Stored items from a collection
== == ==

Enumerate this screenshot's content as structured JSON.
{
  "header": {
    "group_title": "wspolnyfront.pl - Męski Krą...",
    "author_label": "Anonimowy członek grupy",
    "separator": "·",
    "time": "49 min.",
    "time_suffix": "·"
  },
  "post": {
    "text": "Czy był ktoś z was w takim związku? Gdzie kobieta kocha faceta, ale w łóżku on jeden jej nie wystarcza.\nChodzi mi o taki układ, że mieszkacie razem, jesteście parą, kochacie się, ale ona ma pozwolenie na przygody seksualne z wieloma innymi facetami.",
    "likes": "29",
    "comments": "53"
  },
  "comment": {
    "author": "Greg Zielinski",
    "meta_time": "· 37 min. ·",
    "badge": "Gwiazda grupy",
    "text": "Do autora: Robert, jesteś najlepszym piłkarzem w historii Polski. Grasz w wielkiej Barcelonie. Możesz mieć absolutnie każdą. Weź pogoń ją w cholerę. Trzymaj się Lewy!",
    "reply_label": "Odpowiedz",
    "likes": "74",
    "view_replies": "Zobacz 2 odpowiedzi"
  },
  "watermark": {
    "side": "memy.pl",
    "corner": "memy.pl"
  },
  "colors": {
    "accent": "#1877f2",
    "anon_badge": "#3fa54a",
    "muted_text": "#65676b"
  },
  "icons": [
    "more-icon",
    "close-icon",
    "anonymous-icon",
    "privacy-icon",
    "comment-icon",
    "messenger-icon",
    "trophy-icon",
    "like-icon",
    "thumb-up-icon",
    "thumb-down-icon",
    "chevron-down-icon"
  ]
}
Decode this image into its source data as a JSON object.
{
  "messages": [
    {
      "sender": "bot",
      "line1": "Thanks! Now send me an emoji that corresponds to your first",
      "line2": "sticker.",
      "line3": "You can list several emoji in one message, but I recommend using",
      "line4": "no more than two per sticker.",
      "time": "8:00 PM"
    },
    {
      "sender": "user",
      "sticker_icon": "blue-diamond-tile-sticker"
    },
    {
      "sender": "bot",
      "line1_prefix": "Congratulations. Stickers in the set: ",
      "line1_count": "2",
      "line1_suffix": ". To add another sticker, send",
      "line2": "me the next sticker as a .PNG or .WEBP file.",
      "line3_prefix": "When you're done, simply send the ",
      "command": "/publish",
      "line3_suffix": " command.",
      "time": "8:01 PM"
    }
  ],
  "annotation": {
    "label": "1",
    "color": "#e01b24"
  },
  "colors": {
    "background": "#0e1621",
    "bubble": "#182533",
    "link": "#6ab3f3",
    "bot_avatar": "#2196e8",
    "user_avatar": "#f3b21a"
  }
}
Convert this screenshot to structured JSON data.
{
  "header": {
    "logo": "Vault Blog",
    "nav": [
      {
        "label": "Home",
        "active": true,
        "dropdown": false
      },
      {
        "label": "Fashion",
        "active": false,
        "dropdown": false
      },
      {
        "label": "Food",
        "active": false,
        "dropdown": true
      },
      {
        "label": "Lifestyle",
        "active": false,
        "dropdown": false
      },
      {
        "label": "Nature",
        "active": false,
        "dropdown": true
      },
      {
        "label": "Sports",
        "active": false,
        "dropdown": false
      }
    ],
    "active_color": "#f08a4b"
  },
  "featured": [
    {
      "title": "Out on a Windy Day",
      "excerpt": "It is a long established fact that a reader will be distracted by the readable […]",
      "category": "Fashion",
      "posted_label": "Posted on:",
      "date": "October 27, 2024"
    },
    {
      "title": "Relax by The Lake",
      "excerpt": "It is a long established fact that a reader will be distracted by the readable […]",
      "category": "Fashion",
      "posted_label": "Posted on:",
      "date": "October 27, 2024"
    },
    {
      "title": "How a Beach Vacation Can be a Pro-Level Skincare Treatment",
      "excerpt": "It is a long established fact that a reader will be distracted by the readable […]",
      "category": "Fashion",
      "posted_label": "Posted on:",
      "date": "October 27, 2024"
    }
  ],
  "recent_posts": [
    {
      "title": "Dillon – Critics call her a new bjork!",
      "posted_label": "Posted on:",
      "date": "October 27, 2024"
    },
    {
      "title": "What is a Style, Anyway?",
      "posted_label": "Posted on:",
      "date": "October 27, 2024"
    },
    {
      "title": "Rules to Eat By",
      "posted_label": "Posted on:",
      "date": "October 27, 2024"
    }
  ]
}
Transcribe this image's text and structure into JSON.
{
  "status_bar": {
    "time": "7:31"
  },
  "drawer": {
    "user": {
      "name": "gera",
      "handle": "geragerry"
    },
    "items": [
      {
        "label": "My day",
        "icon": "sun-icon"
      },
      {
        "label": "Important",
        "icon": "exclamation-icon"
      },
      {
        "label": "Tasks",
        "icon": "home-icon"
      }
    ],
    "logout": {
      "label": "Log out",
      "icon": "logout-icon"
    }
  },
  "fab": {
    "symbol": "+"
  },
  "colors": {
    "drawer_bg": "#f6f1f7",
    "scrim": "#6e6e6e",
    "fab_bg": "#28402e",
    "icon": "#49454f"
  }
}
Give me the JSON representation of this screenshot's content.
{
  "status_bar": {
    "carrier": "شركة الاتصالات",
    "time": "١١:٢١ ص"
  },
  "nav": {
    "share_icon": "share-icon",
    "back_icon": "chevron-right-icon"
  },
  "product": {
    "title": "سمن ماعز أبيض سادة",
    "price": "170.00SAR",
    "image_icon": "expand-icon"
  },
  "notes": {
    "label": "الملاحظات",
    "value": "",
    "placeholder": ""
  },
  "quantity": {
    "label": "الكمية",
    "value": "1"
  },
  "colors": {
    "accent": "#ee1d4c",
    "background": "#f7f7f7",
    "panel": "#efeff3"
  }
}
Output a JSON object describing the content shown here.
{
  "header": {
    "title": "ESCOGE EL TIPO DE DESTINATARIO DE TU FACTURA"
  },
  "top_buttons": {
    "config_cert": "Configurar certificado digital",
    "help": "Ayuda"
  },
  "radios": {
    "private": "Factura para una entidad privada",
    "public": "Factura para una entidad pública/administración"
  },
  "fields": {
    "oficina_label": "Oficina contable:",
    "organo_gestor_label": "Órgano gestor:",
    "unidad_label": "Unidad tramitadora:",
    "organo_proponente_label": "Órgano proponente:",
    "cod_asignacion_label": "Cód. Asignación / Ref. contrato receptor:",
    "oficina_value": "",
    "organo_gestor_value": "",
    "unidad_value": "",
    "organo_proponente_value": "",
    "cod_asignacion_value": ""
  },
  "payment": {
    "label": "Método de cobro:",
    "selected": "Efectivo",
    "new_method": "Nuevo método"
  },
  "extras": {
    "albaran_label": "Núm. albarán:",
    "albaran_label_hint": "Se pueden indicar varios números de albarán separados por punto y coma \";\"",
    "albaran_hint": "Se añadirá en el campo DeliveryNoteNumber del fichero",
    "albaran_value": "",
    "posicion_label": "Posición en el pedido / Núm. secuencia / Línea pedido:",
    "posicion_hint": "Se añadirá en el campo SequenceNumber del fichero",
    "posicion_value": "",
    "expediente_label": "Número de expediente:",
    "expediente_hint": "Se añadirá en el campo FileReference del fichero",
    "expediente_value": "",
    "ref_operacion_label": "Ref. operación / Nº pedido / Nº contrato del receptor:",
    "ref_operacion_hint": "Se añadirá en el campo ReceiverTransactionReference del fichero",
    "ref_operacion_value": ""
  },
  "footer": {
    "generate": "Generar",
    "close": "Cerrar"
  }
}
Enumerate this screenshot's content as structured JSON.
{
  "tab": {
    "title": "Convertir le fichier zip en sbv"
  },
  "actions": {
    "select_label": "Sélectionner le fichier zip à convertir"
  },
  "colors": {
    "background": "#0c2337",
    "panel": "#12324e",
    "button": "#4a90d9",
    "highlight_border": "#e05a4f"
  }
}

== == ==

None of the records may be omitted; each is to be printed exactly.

Exercise answer
Enumerate this screenshot's content as structured JSON.
{
  "header": {
    "group_title": "wspolnyfront.pl - Męski Krą...",
    "author_label": "Anonimowy członek grupy",
    "separator": "·",
    "time": "49 min.",
    "time_suffix": "·"
  },
  "post": {
    "text": "Czy był ktoś z was w takim związku? Gdzie kobieta kocha faceta, ale w łóżku on jeden jej nie wystarcza.\nChodzi mi o taki układ, że mieszkacie razem, jesteście parą, kochacie się, ale ona ma pozwolenie na przygody seksualne z wieloma innymi facetami.",
    "likes": "29",
    "comments": "53"
  },
  "comment": {
    "author": "Greg Zielinski",
    "meta_time": "· 37 min. ·",
    "badge": "Gwiazda grupy",
    "text": "Do autora: Robert, jesteś najlepszym piłkarzem w historii Polski. Grasz w wielkiej Barcelonie. Możesz mieć absolutnie każdą. Weź pogoń ją w cholerę. Trzymaj się Lewy!",
    "reply_label": "Odpowiedz",
    "likes": "74",
    "view_replies": "Zobacz 2 odpowiedzi"
  },
  "watermark": {
    "side": "memy.pl",
    "corner": "memy.pl"
  },
  "colors": {
    "accent": "#1877f2",
    "anon_badge": "#3fa54a",
    "muted_text": "#65676b"
  },
  "icons": [
    "more-icon",
    "close-icon",
    "anonymous-icon",
    "privacy-icon",
    "comment-icon",
    "messenger-icon",
    "trophy-icon",
    "like-icon",
    "thumb-up-icon",
    "thumb-down-icon",
    "chevron-down-icon"
  ]
}
Decode this image into its source data as a JSON object.
{
  "messages": [
    {
      "sender": "bot",
      "line1": "Thanks! Now send me an emoji that corresponds to your first",
      "line2": "sticker.",
      "line3": "You can list several emoji in one message, but I recommend using",
      "line4": "no more than two per sticker.",
      "time": "8:00 PM"
    },
    {
      "sender": "user",
      "sticker_icon": "blue-diamond-tile-sticker"
    },
    {
      "sender": "bot",
      "line1_prefix": "Congratulations. Stickers in the set: ",
      "line1_count": "2",
      "line1_suffix": ". To add another sticker, send",
      "line2": "me the next sticker as a .PNG or .WEBP file.",
      "line3_prefix": "When you're done, simply send the ",
      "command": "/publish",
      "line3_suffix": " command.",
      "time": "8:01 PM"
    }
  ],
  "annotation": {
    "label": "1",
    "color": "#e01b24"
  },
  "colors": {
    "background": "#0e1621",
    "bubble": "#182533",
    "link": "#6ab3f3",
    "bot_avatar": "#2196e8",
    "user_avatar": "#f3b21a"
  }
}
Convert this screenshot to structured JSON data.
{
  "header": {
    "logo": "Vault Blog",
    "nav": [
      {
        "label": "Home",
        "active": true,
        "dropdown": false
      },
      {
        "label": "Fashion",
        "active": false,
        "dropdown": false
      },
      {
        "label": "Food",
        "active": false,
        "dropdown": true
      },
      {
        "label": "Lifestyle",
        "active": false,
        "dropdown": false
      },
      {
        "label": "Nature",
        "active": false,
        "dropdown": true
      },
      {
        "label": "Sports",
        "active": false,
        "dropdown": false
      }
    ],
    "active_color": "#f08a4b"
  },
  "featured": [
    {
      "title": "Out on a Windy Day",
      "excerpt": "It is a long established fact that a reader will be distracted by the readable […]",
      "category": "Fashion",
      "posted_label": "Posted on:",
      "date": "October 27, 2024"
    },
    {
      "title": "Relax by The Lake",
      "excerpt": "It is a long established fact that a reader will be distracted by the readable […]",
      "category": "Fashion",
      "posted_label": "Posted on:",
      "date": "October 27, 2024"
    },
    {
      "title": "How a Beach Vacation Can be a Pro-Level Skincare Treatment",
      "excerpt": "It is a long established fact that a reader will be distracted by the readable […]",
      "category": "Fashion",
      "posted_label": "Posted on:",
      "date": "October 27, 2024"
    }
  ],
  "recent_posts": [
    {
      "title": "Dillon – Critics call her a new bjork!",
      "posted_label": "Posted on:",
      "date": "October 27, 2024"
    },
    {
      "title": "What is a Style, Anyway?",
      "posted_label": "Posted on:",
      "date": "October 27, 2024"
    },
    {
      "title": "Rules to Eat By",
      "posted_label": "Posted on:",
      "date": "October 27, 2024"
    }
  ]
}
Transcribe this image's text and structure into JSON.
{
  "status_bar": {
    "time": "7:31"
  },
  "drawer": {
    "user": {
      "name": "gera",
      "handle": "geragerry"
    },
    "items": [
      {
        "label": "My day",
        "icon": "sun-icon"
      },
      {
        "label": "Important",
        "icon": "exclamation-icon"
      },
      {
        "label": "Tasks",
        "icon": "home-icon"
      }
    ],
    "logout": {
      "label": "Log out",
      "icon": "logout-icon"
    }
  },
  "fab": {
    "symbol": "+"
  },
  "colors": {
    "drawer_bg": "#f6f1f7",
    "scrim": "#6e6e6e",
    "fab_bg": "#28402e",
    "icon": "#49454f"
  }
}
Give me the JSON representation of this screenshot's content.
{
  "status_bar": {
    "carrier": "شركة الاتصالات",
    "time": "١١:٢١ ص"
  },
  "nav": {
    "share_icon": "share-icon",
    "back_icon": "chevron-right-icon"
  },
  "product": {
    "title": "سمن ماعز أبيض سادة",
    "price": "170.00SAR",
    "image_icon": "expand-icon"
  },
  "notes": {
    "label": "الملاحظات",
    "value": "",
    "placeholder": ""
  },
  "quantity": {
    "label": "الكمية",
    "value": "1"
  },
  "colors": {
    "accent": "#ee1d4c",
    "background": "#f7f7f7",
    "panel": "#efeff3"
  }
}
Output a JSON object describing the content shown here.
{
  "header": {
    "title": "ESCOGE EL TIPO DE DESTINATARIO DE TU FACTURA"
  },
  "top_buttons": {
    "config_cert": "Configurar certificado digital",
    "help": "Ayuda"
  },
  "radios": {
    "private": "Factura para una entidad privada",
    "public": "Factura para una entidad pública/administración"
  },
  "fields": {
    "oficina_label": "Oficina contable:",
    "organo_gestor_label": "Órgano gestor:",
    "unidad_label": "Unidad tramitadora:",
    "organo_proponente_label": "Órgano proponente:",
    "cod_asignacion_label": "Cód. Asignación / Ref. contrato receptor:",
    "oficina_value": "",
    "organo_gestor_value": "",
    "unidad_value": "",
    "organo_proponente_value": "",
    "cod_asignacion_value": ""
  },
  "payment": {
    "label": "Método de cobro:",
    "selected": "Efectivo",
    "new_method": "Nuevo método"
  },
  "extras": {
    "albaran_label": "Núm. albarán:",
    "albaran_label_hint": "Se pueden indicar varios números de albarán separados por punto y coma \";\"",
    "albaran_hint": "Se añadirá en el campo DeliveryNoteNumber del fichero",
    "albaran_value": "",
    "posicion_label": "Posición en el pedido / Núm. secuencia / Línea pedido:",
    "posicion_hint": "Se añadirá en el campo SequenceNumber del fichero",
    "posicion_value": "",
    "expediente_label": "Número de expediente:",
    "expediente_hint": "Se añadirá en el campo FileReference del fichero",
    "expediente_value": "",
    "ref_operacion_label": "Ref. operación / Nº pedido / Nº contrato del receptor:",
    "ref_operacion_hint": "Se añadirá en el campo ReceiverTransactionReference del fichero",
    "ref_operacion_value": ""
  },
  "footer": {
    "generate": "Generar",
    "close": "Cerrar"
  }
}
Enumerate this screenshot's content as structured JSON.
{
  "tab": {
    "title": "Convertir le fichier zip en sbv"
  },
  "actions": {
    "select_label": "Sélectionner le fichier zip à convertir"
  },
  "colors": {
    "background": "#0c2337",
    "panel": "#12324e",
    "button": "#4a90d9",
    "highlight_border": "#e05a4f"
  }
}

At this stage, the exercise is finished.